Our members in academia would also benefit from quick information exchange, especially in emerging technologies. As we nurture communities working in new technical areas, IEEE needs to continue to expand our support for sharing technical information and for networking. This includes facilitating inexpensive web-based workshops and conferences.
IEEE’s periodicals are considered a hallmark of technical excellence. I feel privileged to have served as an editor-in-chief of one of our transactions and later as chair of three committees: Transactions, Periodicals, and Periodicals Review. Our authors and readers justifiably expect a shorter submission-to-publication time. Realizing these needs, as vice president of IEEE Technical Activities, I launched the “train-the-trainer” workshops aimed at continuous recruitment and training of reviewers and associate editors. In addition, if elected President, I will work with editors on publishing reproducible research that connects to data repositories. I will also promote editorial policies that increase article relevance for industry practitioners and embrace non-traditional works dealing with the impact of technology on society.
I joined IEEE more than 30 years ago because of my fascination with the profession. My membership opened up abundant opportunities for participation in conferences and publishing, and engaging with Societies and Boards. All of this has encouraged me to continue to contribute. I want to give back to the profession that has given me so much.
Volunteering for IEEE has afforded me many memorable experiences because I have always felt the trust, collegiality, and professionalism of the organization. One of my favorite events is certainly the annual IEEE Honors Ceremony, which validates the societal impact of the technologies we champion.
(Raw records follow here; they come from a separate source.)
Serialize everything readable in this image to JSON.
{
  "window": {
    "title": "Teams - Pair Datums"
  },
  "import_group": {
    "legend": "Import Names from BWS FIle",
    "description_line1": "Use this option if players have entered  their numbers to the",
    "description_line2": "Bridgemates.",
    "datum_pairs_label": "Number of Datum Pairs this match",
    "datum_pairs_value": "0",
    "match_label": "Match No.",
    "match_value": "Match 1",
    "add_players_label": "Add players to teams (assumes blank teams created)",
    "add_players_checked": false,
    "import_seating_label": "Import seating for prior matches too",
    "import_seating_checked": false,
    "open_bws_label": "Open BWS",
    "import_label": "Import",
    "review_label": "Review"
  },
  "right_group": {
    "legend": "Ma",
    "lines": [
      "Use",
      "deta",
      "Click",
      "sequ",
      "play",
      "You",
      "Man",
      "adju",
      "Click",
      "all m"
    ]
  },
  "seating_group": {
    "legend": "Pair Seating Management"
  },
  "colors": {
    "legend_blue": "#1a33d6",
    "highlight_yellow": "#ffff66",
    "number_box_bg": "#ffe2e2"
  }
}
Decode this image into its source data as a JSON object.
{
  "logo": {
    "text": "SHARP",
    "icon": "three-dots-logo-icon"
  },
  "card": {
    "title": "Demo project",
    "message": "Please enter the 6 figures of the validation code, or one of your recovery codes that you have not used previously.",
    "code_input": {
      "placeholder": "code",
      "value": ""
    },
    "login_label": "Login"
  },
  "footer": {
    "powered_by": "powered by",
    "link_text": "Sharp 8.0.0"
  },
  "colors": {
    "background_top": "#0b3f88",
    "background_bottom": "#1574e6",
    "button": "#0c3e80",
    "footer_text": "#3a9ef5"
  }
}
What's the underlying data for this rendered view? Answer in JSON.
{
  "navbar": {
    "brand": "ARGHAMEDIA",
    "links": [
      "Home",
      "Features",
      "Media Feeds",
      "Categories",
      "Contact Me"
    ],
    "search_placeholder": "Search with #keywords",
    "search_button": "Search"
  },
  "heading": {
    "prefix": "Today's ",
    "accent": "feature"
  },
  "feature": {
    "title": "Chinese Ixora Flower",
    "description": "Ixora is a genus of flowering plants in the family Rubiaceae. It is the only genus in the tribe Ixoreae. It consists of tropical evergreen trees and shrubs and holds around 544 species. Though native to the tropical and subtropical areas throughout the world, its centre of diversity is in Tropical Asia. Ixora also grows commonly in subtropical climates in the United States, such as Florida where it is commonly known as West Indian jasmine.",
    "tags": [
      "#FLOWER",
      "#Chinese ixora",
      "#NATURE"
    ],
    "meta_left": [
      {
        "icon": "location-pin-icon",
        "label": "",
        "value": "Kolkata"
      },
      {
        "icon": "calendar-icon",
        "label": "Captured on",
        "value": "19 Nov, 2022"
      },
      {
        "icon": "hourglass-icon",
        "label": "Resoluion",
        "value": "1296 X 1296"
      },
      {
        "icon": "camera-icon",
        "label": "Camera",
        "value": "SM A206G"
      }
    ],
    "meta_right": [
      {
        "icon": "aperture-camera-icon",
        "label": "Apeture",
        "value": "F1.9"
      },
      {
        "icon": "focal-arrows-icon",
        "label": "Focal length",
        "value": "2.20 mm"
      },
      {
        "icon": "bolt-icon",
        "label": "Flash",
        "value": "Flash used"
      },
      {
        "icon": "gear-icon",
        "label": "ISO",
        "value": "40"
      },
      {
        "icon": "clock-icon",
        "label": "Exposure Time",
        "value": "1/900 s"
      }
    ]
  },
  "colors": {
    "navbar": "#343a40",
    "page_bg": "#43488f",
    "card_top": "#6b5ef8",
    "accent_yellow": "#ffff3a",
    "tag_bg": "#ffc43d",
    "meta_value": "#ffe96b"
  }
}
The ceremony highlights the ways in which we touch peoples’ lives as we advance technology for humanity.